Start of Working data

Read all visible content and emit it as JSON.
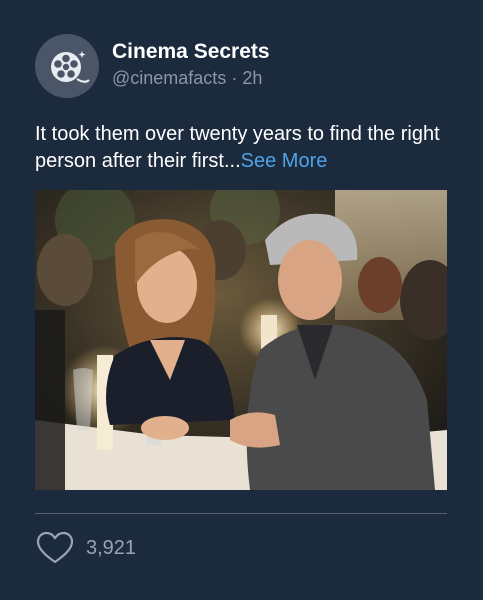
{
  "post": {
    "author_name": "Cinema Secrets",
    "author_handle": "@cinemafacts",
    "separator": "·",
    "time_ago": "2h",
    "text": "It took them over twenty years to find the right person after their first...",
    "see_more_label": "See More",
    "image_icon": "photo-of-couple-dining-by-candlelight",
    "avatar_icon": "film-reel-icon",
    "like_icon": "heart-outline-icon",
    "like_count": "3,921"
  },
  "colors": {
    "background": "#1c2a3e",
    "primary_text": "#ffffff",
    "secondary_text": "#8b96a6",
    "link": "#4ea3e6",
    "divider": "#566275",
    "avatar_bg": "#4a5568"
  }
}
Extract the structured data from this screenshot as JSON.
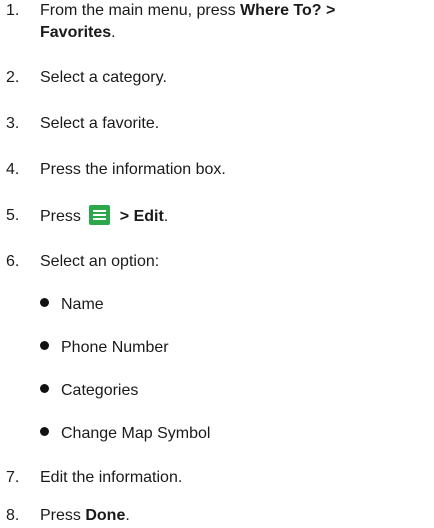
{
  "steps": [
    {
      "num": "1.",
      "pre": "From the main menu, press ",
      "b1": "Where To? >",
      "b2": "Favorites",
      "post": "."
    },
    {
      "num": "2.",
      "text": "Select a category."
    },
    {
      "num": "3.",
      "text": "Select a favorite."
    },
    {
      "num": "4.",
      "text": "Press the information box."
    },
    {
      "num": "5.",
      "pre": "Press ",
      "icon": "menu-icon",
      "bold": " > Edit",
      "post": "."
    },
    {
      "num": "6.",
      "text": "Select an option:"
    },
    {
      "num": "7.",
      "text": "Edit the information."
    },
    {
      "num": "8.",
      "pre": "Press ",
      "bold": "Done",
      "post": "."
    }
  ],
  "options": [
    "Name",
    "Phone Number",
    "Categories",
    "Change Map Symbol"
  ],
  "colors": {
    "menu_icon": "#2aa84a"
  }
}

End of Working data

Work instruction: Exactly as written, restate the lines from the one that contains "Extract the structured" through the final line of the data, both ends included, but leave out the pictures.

Written solution:
Extract the structured data from this screenshot as JSON.
{
  "steps": [
    {
      "num": "1.",
      "pre": "From the main menu, press ",
      "b1": "Where To? >",
      "b2": "Favorites",
      "post": "."
    },
    {
      "num": "2.",
      "text": "Select a category."
    },
    {
      "num": "3.",
      "text": "Select a favorite."
    },
    {
      "num": "4.",
      "text": "Press the information box."
    },
    {
      "num": "5.",
      "pre": "Press ",
      "icon": "menu-icon",
      "bold": " > Edit",
      "post": "."
    },
    {
      "num": "6.",
      "text": "Select an option:"
    },
    {
      "num": "7.",
      "text": "Edit the information."
    },
    {
      "num": "8.",
      "pre": "Press ",
      "bold": "Done",
      "post": "."
    }
  ],
  "options": [
    "Name",
    "Phone Number",
    "Categories",
    "Change Map Symbol"
  ],
  "colors": {
    "menu_icon": "#2aa84a"
  }
}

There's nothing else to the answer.